"I think we're a lot more savvy than we used to be," Gosden said. "I think we've gotten a little smarter. We tend not to drain them [the horses] too hard through the season, into the fall. ... It's very tempting to go for those Grade One's [top class races in Europe], but you want to try to come here with a fresh horse, if you can."
Gosden also said "the whole game is opened up for us now because of the synthetic surfaces. ... It's a level playing field for us. It's neither dirt, it's neither turf. ... You're bringing them together with the introduction of synthetic tracks."
Two races after those remarks, Conduit, an Irish-bred colt that had raced only in England, won the $3 million Turf at almost 6-1. There was one race to go, time for Horse of the Year candidate Curlin's defense of his Classic title as the odds-on favorite in the $5 million race.
By this point, the Happy Handicapper's bankroll was in sad shape. His public selections had come up with just one winner (Midshipman in the Juvenile for a $9.20 payoff) and although he was hoping Curlin would give him a race to remember, he was ready to try to get even with a bet on Colonel John, who still owed him for not winning the Kentucky Derby.
He remembered the "Root for Curlin, but bet against him" headline over Andrew Beyer's column in the Daily Racing Form. And that's just what the H.H. was going to do with Colonel John.
But a few moments before post time, the scales fell from his eyes. He remembered those English guys and what they said. They might be right. The Europeans sure were having a good day. They'd won four of the first eight races. Maybe they did have three horses who could beat Curlin.
So when the H.H. went to the betting window, he made his planned win and place bets on Colonel John. But also bought $4 tickets on each of the English long shots --- Duke of Marmalade (No. 4), Henrythenavigator (5) and Raven's Pass (8) --- and boxed them in the exacta.
Like most everybody watching, his heart skipped a beat when Curlin made his big move on the far turn and took the lead at the top of the stretch. But it soon became apparent that Curlin was not going to pull away from the pack. As race announcer Pete Szymanski used to say at Buffalo Raceway, "Here they all come."
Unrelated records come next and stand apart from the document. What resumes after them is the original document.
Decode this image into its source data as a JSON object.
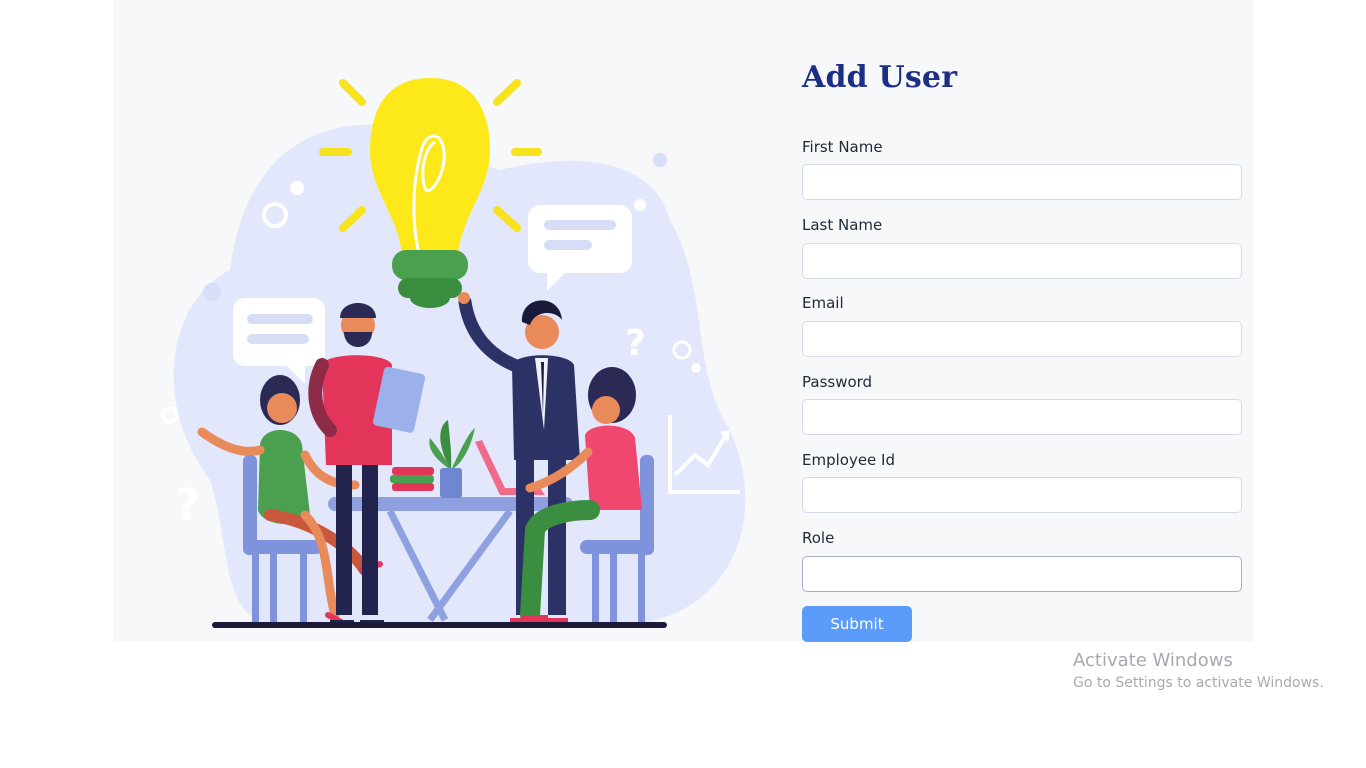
{
  "form": {
    "title": "Add User",
    "fields": [
      {
        "label": "First Name",
        "value": ""
      },
      {
        "label": "Last Name",
        "value": ""
      },
      {
        "label": "Email",
        "value": ""
      },
      {
        "label": "Password",
        "value": ""
      },
      {
        "label": "Employee Id",
        "value": ""
      },
      {
        "label": "Role",
        "value": ""
      }
    ],
    "submit_label": "Submit"
  },
  "watermark": {
    "title": "Activate Windows",
    "subtitle": "Go to Settings to activate Windows."
  },
  "colors": {
    "title": "#1d2e86",
    "button": "#5b9cfa",
    "card_background": "#f7f8fa"
  }
}
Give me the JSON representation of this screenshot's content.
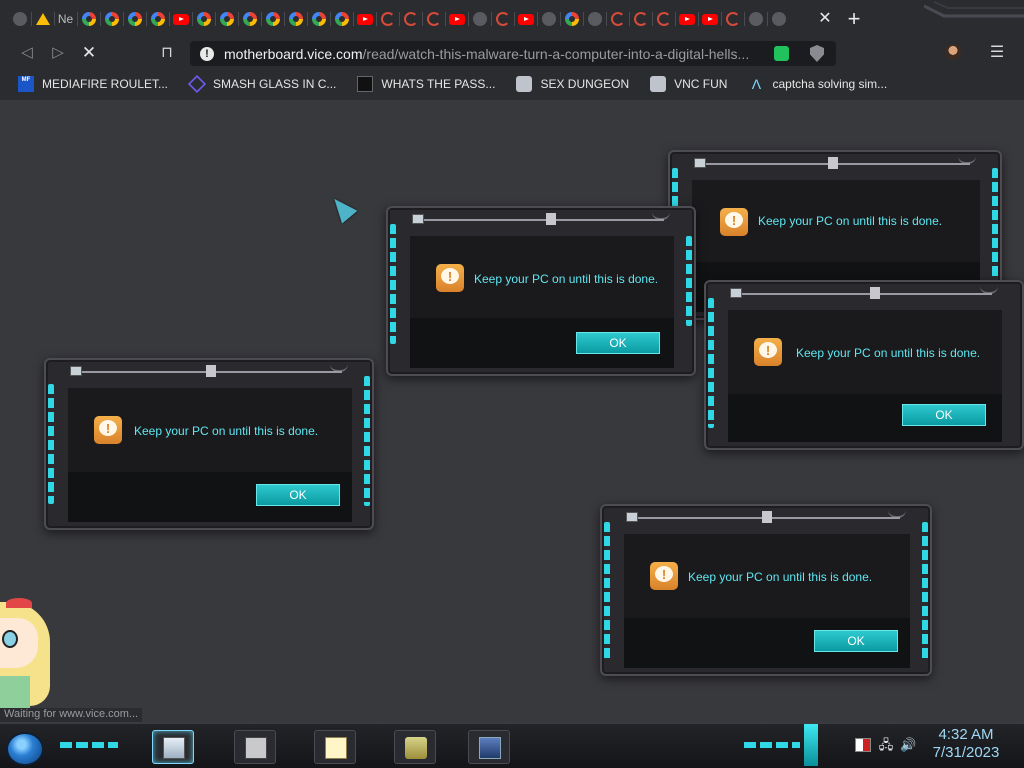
{
  "browser": {
    "tab_label_partial": "Ne",
    "url_host": "motherboard.vice.com",
    "url_path": "/read/watch-this-malware-turn-a-computer-into-a-digital-hells...",
    "status": "Waiting for www.vice.com..."
  },
  "bookmarks": [
    {
      "icon": "mediafire-icon",
      "label": "MEDIAFIRE ROULET..."
    },
    {
      "icon": "glass-icon",
      "label": "SMASH GLASS IN C..."
    },
    {
      "icon": "password-icon",
      "label": "WHATS THE PASS..."
    },
    {
      "icon": "dungeon-icon",
      "label": "SEX DUNGEON"
    },
    {
      "icon": "vnc-icon",
      "label": "VNC FUN"
    },
    {
      "icon": "captcha-icon",
      "label": "captcha solving sim..."
    }
  ],
  "dialogs": [
    {
      "message": "Keep your PC on until this is done.",
      "ok": "OK"
    },
    {
      "message": "Keep your PC on until this is done.",
      "ok": "OK"
    },
    {
      "message": "Keep your PC on until this is done.",
      "ok": "OK"
    },
    {
      "message": "Keep your PC on until this is done.",
      "ok": "OK"
    },
    {
      "message": "Keep your PC on until this is done.",
      "ok": "OK"
    }
  ],
  "taskbar": {
    "time": "4:32 AM",
    "date": "7/31/2023"
  },
  "colors": {
    "accent_cyan": "#2fd8e4",
    "dialog_text": "#5fe7f2",
    "ok_button": "#0fb2b8",
    "desktop": "#38393d"
  }
}
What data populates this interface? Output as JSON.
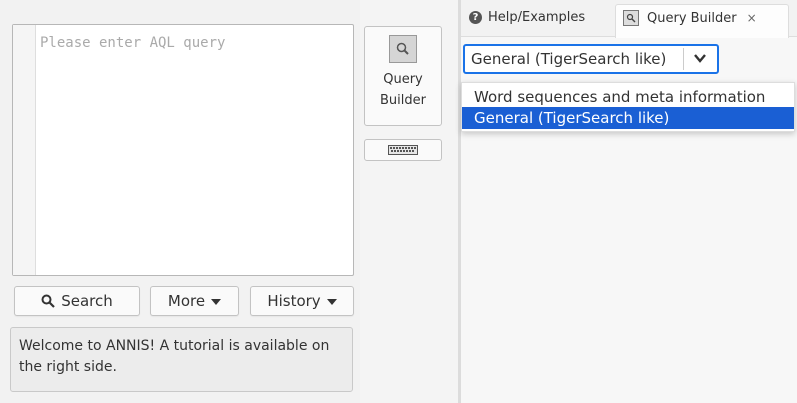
{
  "query": {
    "placeholder": "Please enter AQL query"
  },
  "buttons": {
    "search_label": "Search",
    "more_label": "More",
    "history_label": "History",
    "query_builder_line1": "Query",
    "query_builder_line2": "Builder"
  },
  "welcome": {
    "text": "Welcome to ANNIS! A tutorial is available on the right side."
  },
  "tabs": [
    {
      "label": "Help/Examples",
      "icon": "info-circle-icon"
    },
    {
      "label": "Query Builder",
      "icon": "query-builder-icon",
      "closable": true
    }
  ],
  "builder_select": {
    "selected": "General (TigerSearch like)",
    "options": [
      "Word sequences and meta information",
      "General (TigerSearch like)"
    ]
  },
  "colors": {
    "accent": "#1a73e8",
    "selection": "#1a5fd4"
  }
}
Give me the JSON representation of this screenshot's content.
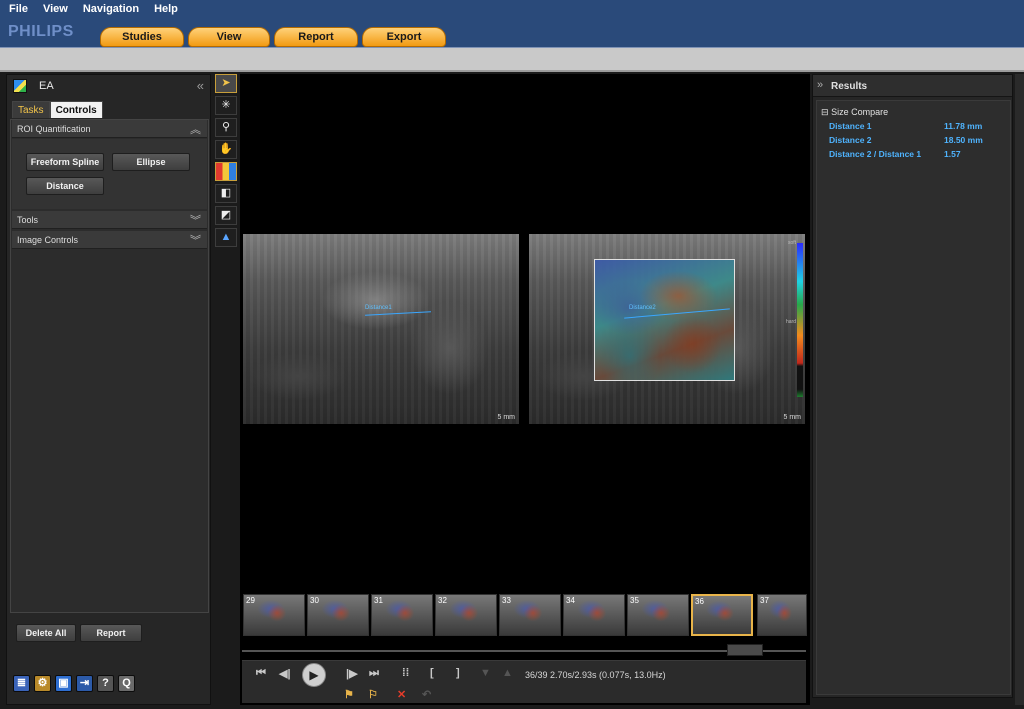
{
  "menu": [
    "File",
    "View",
    "Navigation",
    "Help"
  ],
  "brand": "PHILIPS",
  "main_tabs": [
    "Studies",
    "View",
    "Report",
    "Export"
  ],
  "left_panel": {
    "title": "EA",
    "tabs": [
      "Tasks",
      "Controls"
    ],
    "sections": {
      "roi": "ROI Quantification",
      "tools": "Tools",
      "image_controls": "Image Controls"
    },
    "roi_buttons": {
      "freeform": "Freeform Spline",
      "ellipse": "Ellipse",
      "distance": "Distance"
    },
    "bottom": {
      "delete_all": "Delete All",
      "report": "Report"
    }
  },
  "viewer": {
    "scale_left": "5 mm",
    "scale_right": "5 mm",
    "distance_label_left": "Distance1",
    "distance_label_right": "Distance2",
    "colorbar_top": "soft",
    "colorbar_mid": "hard",
    "frame_status": "36/39  2.70s/2.93s (0.077s, 13.0Hz)"
  },
  "thumbnails": [
    {
      "num": "29",
      "selected": false
    },
    {
      "num": "30",
      "selected": false
    },
    {
      "num": "31",
      "selected": false
    },
    {
      "num": "32",
      "selected": false
    },
    {
      "num": "33",
      "selected": false
    },
    {
      "num": "34",
      "selected": false
    },
    {
      "num": "35",
      "selected": false
    },
    {
      "num": "36",
      "selected": true
    },
    {
      "num": "37",
      "selected": false
    }
  ],
  "results": {
    "title": "Results",
    "group": "Size Compare",
    "rows": [
      {
        "label": "Distance 1",
        "value": "11.78 mm"
      },
      {
        "label": "Distance 2",
        "value": "18.50 mm"
      },
      {
        "label": "Distance 2 / Distance 1",
        "value": "1.57"
      }
    ]
  },
  "colors": {
    "header_bg": "#2a4a7a",
    "tab_orange": "#f29a12",
    "result_blue": "#4fb4ff",
    "selected_thumb": "#e8b44a"
  }
}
And come they did. By time the race was over, Raven's Pass (also trained by Gosden and ridden by Dettori) had won by 1 3/4 lengths with Henrythenavigator second. Curlin had faded to fourth.
Wow. Raven's Pass --- making his U.S. debut after 11 races in England --- paid $29 to win and the exacta combining the top two returned $159.50 for $1. The Handicapper's tickets were worth $217.50.
He flew to the cashier right after Dettori did another flying dismount.
"When I crossed the line, I didn't really know if it was true or a dream," Dettori said later. "But I realized straightaway it was true, and I'm delighted."
It certainly was a delightful day for England.
And also for the lucky one who got up early and met Englishmen in the parking lot.
--- Bob Summers